# [Source records]
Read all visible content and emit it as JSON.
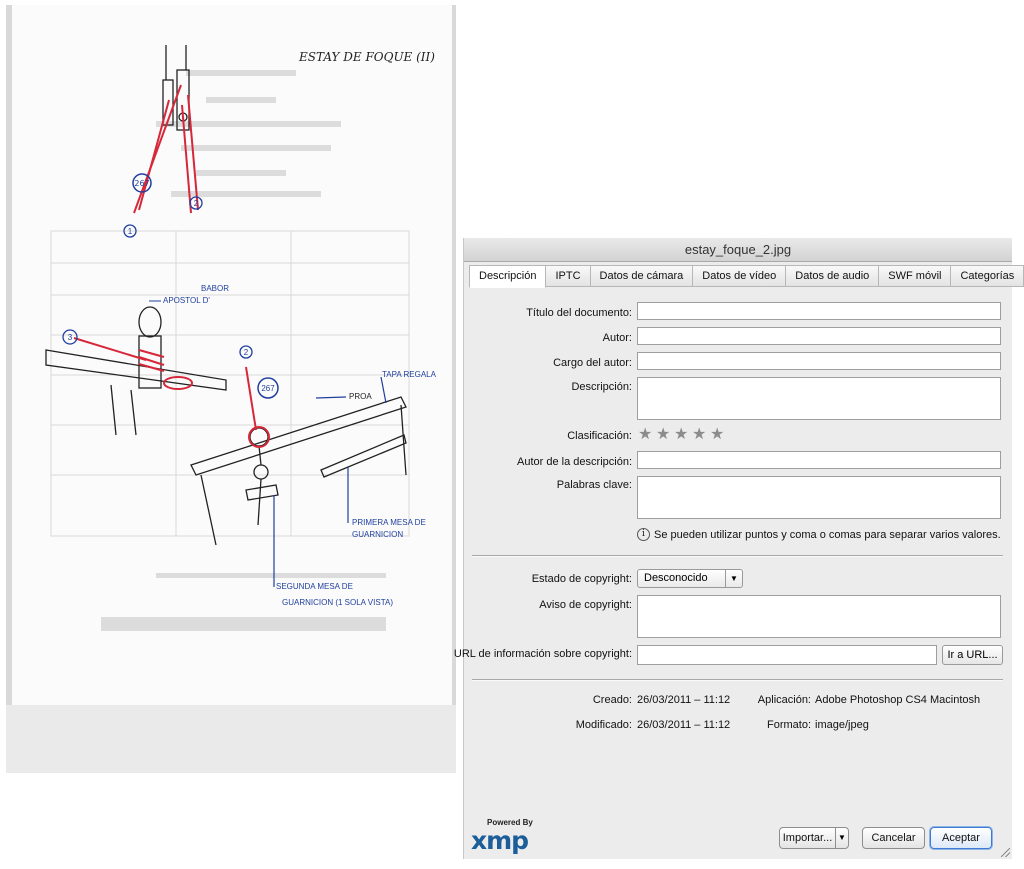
{
  "sketch": {
    "title": "ESTAY DE FOQUE (II)",
    "labels": {
      "babor": "BABOR",
      "apostol": "APOSTOL D'",
      "tapa_regala": "TAPA REGALA",
      "proa": "PROA",
      "primera_mesa_1": "PRIMERA MESA DE",
      "primera_mesa_2": "GUARNICION",
      "segunda_mesa_1": "SEGUNDA MESA DE",
      "segunda_mesa_2": "GUARNICION (1 SOLA VISTA)"
    },
    "marks": {
      "n267": "267",
      "n1": "1",
      "n2": "2",
      "n3": "3"
    }
  },
  "dialog": {
    "title": "estay_foque_2.jpg",
    "tabs": [
      "Descripción",
      "IPTC",
      "Datos de cámara",
      "Datos de vídeo",
      "Datos de audio",
      "SWF móvil",
      "Categorías"
    ],
    "active_tab": "Descripción",
    "fields": {
      "document_title_label": "Título del documento:",
      "author_label": "Autor:",
      "author_position_label": "Cargo del autor:",
      "description_label": "Descripción:",
      "rating_label": "Clasificación:",
      "description_author_label": "Autor de la descripción:",
      "keywords_label": "Palabras clave:"
    },
    "rating": {
      "value": 0,
      "max": 5
    },
    "keywords_hint": "Se pueden utilizar puntos y coma o comas para separar varios valores.",
    "copyright": {
      "status_label": "Estado de copyright:",
      "status_value": "Desconocido",
      "notice_label": "Aviso de copyright:",
      "url_label": "URL de información sobre copyright:",
      "goto_url_label": "Ir a URL..."
    },
    "meta": {
      "created_label": "Creado:",
      "created_value": "26/03/2011 – 11:12",
      "modified_label": "Modificado:",
      "modified_value": "26/03/2011 – 11:12",
      "application_label": "Aplicación:",
      "application_value": "Adobe Photoshop CS4 Macintosh",
      "format_label": "Formato:",
      "format_value": "image/jpeg"
    },
    "logo": {
      "powered_by": "Powered By",
      "word": "xmp"
    },
    "buttons": {
      "import": "Importar...",
      "cancel": "Cancelar",
      "accept": "Aceptar"
    }
  },
  "colors": {
    "ink_blue": "#1f3f9e",
    "ink_red": "#d6283a",
    "xmp_blue": "#1b5e9a",
    "focus_blue": "#3d7ad0"
  }
}
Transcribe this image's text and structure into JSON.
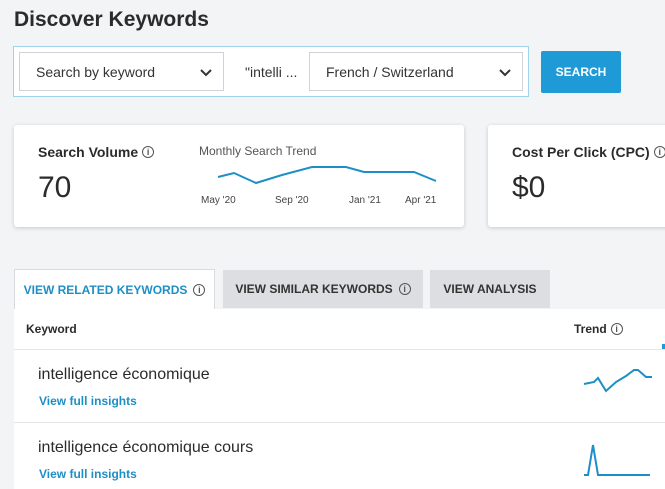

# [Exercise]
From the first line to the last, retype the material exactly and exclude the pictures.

# [Your solution]
Read all visible content and emit it as JSON.
{
  "sketch": {
    "title": "ESTAY DE FOQUE (II)",
    "labels": {
      "babor": "BABOR",
      "apostol": "APOSTOL D'",
      "tapa_regala": "TAPA REGALA",
      "proa": "PROA",
      "primera_mesa_1": "PRIMERA MESA DE",
      "primera_mesa_2": "GUARNICION",
      "segunda_mesa_1": "SEGUNDA MESA DE",
      "segunda_mesa_2": "GUARNICION (1 SOLA VISTA)"
    },
    "marks": {
      "n267": "267",
      "n1": "1",
      "n2": "2",
      "n3": "3"
    }
  },
  "dialog": {
    "title": "estay_foque_2.jpg",
    "tabs": [
      "Descripción",
      "IPTC",
      "Datos de cámara",
      "Datos de vídeo",
      "Datos de audio",
      "SWF móvil",
      "Categorías"
    ],
    "active_tab": "Descripción",
    "fields": {
      "document_title_label": "Título del documento:",
      "author_label": "Autor:",
      "author_position_label": "Cargo del autor:",
      "description_label": "Descripción:",
      "rating_label": "Clasificación:",
      "description_author_label": "Autor de la descripción:",
      "keywords_label": "Palabras clave:"
    },
    "rating": {
      "value": 0,
      "max": 5
    },
    "keywords_hint": "Se pueden utilizar puntos y coma o comas para separar varios valores.",
    "copyright": {
      "status_label": "Estado de copyright:",
      "status_value": "Desconocido",
      "notice_label": "Aviso de copyright:",
      "url_label": "URL de información sobre copyright:",
      "goto_url_label": "Ir a URL..."
    },
    "meta": {
      "created_label": "Creado:",
      "created_value": "26/03/2011 – 11:12",
      "modified_label": "Modificado:",
      "modified_value": "26/03/2011 – 11:12",
      "application_label": "Aplicación:",
      "application_value": "Adobe Photoshop CS4 Macintosh",
      "format_label": "Formato:",
      "format_value": "image/jpeg"
    },
    "logo": {
      "powered_by": "Powered By",
      "word": "xmp"
    },
    "buttons": {
      "import": "Importar...",
      "cancel": "Cancelar",
      "accept": "Aceptar"
    }
  },
  "colors": {
    "ink_blue": "#1f3f9e",
    "ink_red": "#d6283a",
    "xmp_blue": "#1b5e9a",
    "focus_blue": "#3d7ad0"
  }
}
Transcribe this image's text and structure into JSON.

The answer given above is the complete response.